Send back all the data below, exactly as given.

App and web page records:
━━━━━━━━━━━━━━━━━━━━━━━━━━━━━━
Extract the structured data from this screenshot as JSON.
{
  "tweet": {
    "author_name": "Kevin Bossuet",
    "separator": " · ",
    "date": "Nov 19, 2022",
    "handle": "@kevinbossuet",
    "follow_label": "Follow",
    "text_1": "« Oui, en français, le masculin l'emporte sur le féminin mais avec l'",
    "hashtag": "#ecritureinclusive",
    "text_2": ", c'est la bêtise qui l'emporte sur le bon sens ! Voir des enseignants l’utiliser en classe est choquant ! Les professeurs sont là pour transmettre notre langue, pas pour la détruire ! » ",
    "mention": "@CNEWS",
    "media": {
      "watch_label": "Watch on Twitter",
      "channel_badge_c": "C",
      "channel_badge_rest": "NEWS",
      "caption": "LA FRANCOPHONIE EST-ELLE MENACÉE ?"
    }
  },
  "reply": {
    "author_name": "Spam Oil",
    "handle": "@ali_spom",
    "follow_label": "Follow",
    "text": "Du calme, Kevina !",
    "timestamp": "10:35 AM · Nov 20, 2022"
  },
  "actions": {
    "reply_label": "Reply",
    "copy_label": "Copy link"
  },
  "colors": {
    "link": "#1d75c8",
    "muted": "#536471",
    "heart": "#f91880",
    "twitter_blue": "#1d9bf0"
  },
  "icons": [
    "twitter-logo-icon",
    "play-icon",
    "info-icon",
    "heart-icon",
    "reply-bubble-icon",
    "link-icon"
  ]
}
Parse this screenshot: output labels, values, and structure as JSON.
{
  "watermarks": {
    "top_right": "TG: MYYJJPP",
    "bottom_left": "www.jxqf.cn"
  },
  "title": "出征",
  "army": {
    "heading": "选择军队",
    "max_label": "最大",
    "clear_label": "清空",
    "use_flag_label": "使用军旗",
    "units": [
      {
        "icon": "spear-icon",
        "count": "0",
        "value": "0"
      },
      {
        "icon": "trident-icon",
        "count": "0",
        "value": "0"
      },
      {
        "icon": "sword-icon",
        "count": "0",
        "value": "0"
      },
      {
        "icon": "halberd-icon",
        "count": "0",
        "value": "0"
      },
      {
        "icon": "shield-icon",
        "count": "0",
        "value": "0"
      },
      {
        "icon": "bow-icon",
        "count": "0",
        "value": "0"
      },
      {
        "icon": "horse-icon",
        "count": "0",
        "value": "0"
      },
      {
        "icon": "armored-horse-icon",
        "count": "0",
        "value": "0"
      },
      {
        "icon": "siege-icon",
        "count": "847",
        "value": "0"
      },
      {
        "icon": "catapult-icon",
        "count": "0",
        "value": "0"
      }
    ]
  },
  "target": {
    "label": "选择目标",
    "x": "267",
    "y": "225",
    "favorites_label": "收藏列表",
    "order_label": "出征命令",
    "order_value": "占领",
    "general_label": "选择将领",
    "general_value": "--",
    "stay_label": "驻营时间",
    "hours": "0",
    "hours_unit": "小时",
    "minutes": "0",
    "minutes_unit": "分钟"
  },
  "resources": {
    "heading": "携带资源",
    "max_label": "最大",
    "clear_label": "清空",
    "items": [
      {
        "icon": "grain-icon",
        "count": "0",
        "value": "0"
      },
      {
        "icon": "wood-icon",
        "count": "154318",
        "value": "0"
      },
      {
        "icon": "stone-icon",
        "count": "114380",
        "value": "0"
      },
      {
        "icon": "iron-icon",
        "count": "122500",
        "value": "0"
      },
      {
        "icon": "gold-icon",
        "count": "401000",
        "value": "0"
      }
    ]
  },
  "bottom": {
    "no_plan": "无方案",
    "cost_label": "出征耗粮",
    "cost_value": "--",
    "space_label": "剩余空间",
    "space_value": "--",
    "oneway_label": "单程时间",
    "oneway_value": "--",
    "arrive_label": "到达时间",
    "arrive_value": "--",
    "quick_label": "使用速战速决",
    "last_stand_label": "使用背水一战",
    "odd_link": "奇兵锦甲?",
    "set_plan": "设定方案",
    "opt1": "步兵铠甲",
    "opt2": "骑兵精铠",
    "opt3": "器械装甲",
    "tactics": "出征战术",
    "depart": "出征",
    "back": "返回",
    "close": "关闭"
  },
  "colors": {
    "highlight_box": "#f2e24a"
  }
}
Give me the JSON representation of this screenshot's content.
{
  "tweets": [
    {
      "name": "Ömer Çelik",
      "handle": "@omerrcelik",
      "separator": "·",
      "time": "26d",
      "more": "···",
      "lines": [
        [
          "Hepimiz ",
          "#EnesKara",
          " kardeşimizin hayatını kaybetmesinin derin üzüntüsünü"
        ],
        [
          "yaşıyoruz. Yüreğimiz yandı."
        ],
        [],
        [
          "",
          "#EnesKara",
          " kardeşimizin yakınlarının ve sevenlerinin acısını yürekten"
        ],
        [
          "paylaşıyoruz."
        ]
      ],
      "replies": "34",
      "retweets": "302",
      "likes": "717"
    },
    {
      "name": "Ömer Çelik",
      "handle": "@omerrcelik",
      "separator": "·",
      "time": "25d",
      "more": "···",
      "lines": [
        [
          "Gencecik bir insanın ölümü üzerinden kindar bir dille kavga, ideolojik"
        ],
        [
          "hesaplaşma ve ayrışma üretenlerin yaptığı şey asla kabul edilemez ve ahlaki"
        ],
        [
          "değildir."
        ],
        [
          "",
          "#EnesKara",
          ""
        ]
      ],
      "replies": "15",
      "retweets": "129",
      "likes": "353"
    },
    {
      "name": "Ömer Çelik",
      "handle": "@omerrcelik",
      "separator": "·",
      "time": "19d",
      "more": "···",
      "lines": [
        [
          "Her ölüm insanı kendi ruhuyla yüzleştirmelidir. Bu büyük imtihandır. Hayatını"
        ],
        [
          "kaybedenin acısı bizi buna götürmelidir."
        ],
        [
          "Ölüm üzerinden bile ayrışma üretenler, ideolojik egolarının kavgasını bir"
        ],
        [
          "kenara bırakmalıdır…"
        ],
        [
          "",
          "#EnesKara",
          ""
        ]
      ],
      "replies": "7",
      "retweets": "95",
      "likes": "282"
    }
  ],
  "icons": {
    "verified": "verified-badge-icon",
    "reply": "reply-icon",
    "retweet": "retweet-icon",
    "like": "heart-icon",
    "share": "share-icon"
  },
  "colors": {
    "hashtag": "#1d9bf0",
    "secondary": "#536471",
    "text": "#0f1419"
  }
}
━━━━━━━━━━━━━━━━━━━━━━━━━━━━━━
> [Problem solution]
Extract the structured data from this screenshot as JSON.
{
  "tweet": {
    "author_name": "Kevin Bossuet",
    "separator": " · ",
    "date": "Nov 19, 2022",
    "handle": "@kevinbossuet",
    "follow_label": "Follow",
    "text_1": "« Oui, en français, le masculin l'emporte sur le féminin mais avec l'",
    "hashtag": "#ecritureinclusive",
    "text_2": ", c'est la bêtise qui l'emporte sur le bon sens ! Voir des enseignants l’utiliser en classe est choquant ! Les professeurs sont là pour transmettre notre langue, pas pour la détruire ! » ",
    "mention": "@CNEWS",
    "media": {
      "watch_label": "Watch on Twitter",
      "channel_badge_c": "C",
      "channel_badge_rest": "NEWS",
      "caption": "LA FRANCOPHONIE EST-ELLE MENACÉE ?"
    }
  },
  "reply": {
    "author_name": "Spam Oil",
    "handle": "@ali_spom",
    "follow_label": "Follow",
    "text": "Du calme, Kevina !",
    "timestamp": "10:35 AM · Nov 20, 2022"
  },
  "actions": {
    "reply_label": "Reply",
    "copy_label": "Copy link"
  },
  "colors": {
    "link": "#1d75c8",
    "muted": "#536471",
    "heart": "#f91880",
    "twitter_blue": "#1d9bf0"
  },
  "icons": [
    "twitter-logo-icon",
    "play-icon",
    "info-icon",
    "heart-icon",
    "reply-bubble-icon",
    "link-icon"
  ]
}
Parse this screenshot: output labels, values, and structure as JSON.
{
  "watermarks": {
    "top_right": "TG: MYYJJPP",
    "bottom_left": "www.jxqf.cn"
  },
  "title": "出征",
  "army": {
    "heading": "选择军队",
    "max_label": "最大",
    "clear_label": "清空",
    "use_flag_label": "使用军旗",
    "units": [
      {
        "icon": "spear-icon",
        "count": "0",
        "value": "0"
      },
      {
        "icon": "trident-icon",
        "count": "0",
        "value": "0"
      },
      {
        "icon": "sword-icon",
        "count": "0",
        "value": "0"
      },
      {
        "icon": "halberd-icon",
        "count": "0",
        "value": "0"
      },
      {
        "icon": "shield-icon",
        "count": "0",
        "value": "0"
      },
      {
        "icon": "bow-icon",
        "count": "0",
        "value": "0"
      },
      {
        "icon": "horse-icon",
        "count": "0",
        "value": "0"
      },
      {
        "icon": "armored-horse-icon",
        "count": "0",
        "value": "0"
      },
      {
        "icon": "siege-icon",
        "count": "847",
        "value": "0"
      },
      {
        "icon": "catapult-icon",
        "count": "0",
        "value": "0"
      }
    ]
  },
  "target": {
    "label": "选择目标",
    "x": "267",
    "y": "225",
    "favorites_label": "收藏列表",
    "order_label": "出征命令",
    "order_value": "占领",
    "general_label": "选择将领",
    "general_value": "--",
    "stay_label": "驻营时间",
    "hours": "0",
    "hours_unit": "小时",
    "minutes": "0",
    "minutes_unit": "分钟"
  },
  "resources": {
    "heading": "携带资源",
    "max_label": "最大",
    "clear_label": "清空",
    "items": [
      {
        "icon": "grain-icon",
        "count": "0",
        "value": "0"
      },
      {
        "icon": "wood-icon",
        "count": "154318",
        "value": "0"
      },
      {
        "icon": "stone-icon",
        "count": "114380",
        "value": "0"
      },
      {
        "icon": "iron-icon",
        "count": "122500",
        "value": "0"
      },
      {
        "icon": "gold-icon",
        "count": "401000",
        "value": "0"
      }
    ]
  },
  "bottom": {
    "no_plan": "无方案",
    "cost_label": "出征耗粮",
    "cost_value": "--",
    "space_label": "剩余空间",
    "space_value": "--",
    "oneway_label": "单程时间",
    "oneway_value": "--",
    "arrive_label": "到达时间",
    "arrive_value": "--",
    "quick_label": "使用速战速决",
    "last_stand_label": "使用背水一战",
    "odd_link": "奇兵锦甲?",
    "set_plan": "设定方案",
    "opt1": "步兵铠甲",
    "opt2": "骑兵精铠",
    "opt3": "器械装甲",
    "tactics": "出征战术",
    "depart": "出征",
    "back": "返回",
    "close": "关闭"
  },
  "colors": {
    "highlight_box": "#f2e24a"
  }
}
Give me the JSON representation of this screenshot's content.
{
  "tweets": [
    {
      "name": "Ömer Çelik",
      "handle": "@omerrcelik",
      "separator": "·",
      "time": "26d",
      "more": "···",
      "lines": [
        [
          "Hepimiz ",
          "#EnesKara",
          " kardeşimizin hayatını kaybetmesinin derin üzüntüsünü"
        ],
        [
          "yaşıyoruz. Yüreğimiz yandı."
        ],
        [],
        [
          "",
          "#EnesKara",
          " kardeşimizin yakınlarının ve sevenlerinin acısını yürekten"
        ],
        [
          "paylaşıyoruz."
        ]
      ],
      "replies": "34",
      "retweets": "302",
      "likes": "717"
    },
    {
      "name": "Ömer Çelik",
      "handle": "@omerrcelik",
      "separator": "·",
      "time": "25d",
      "more": "···",
      "lines": [
        [
          "Gencecik bir insanın ölümü üzerinden kindar bir dille kavga, ideolojik"
        ],
        [
          "hesaplaşma ve ayrışma üretenlerin yaptığı şey asla kabul edilemez ve ahlaki"
        ],
        [
          "değildir."
        ],
        [
          "",
          "#EnesKara",
          ""
        ]
      ],
      "replies": "15",
      "retweets": "129",
      "likes": "353"
    },
    {
      "name": "Ömer Çelik",
      "handle": "@omerrcelik",
      "separator": "·",
      "time": "19d",
      "more": "···",
      "lines": [
        [
          "Her ölüm insanı kendi ruhuyla yüzleştirmelidir. Bu büyük imtihandır. Hayatını"
        ],
        [
          "kaybedenin acısı bizi buna götürmelidir."
        ],
        [
          "Ölüm üzerinden bile ayrışma üretenler, ideolojik egolarının kavgasını bir"
        ],
        [
          "kenara bırakmalıdır…"
        ],
        [
          "",
          "#EnesKara",
          ""
        ]
      ],
      "replies": "7",
      "retweets": "95",
      "likes": "282"
    }
  ],
  "icons": {
    "verified": "verified-badge-icon",
    "reply": "reply-icon",
    "retweet": "retweet-icon",
    "like": "heart-icon",
    "share": "share-icon"
  },
  "colors": {
    "hashtag": "#1d9bf0",
    "secondary": "#536471",
    "text": "#0f1419"
  }
}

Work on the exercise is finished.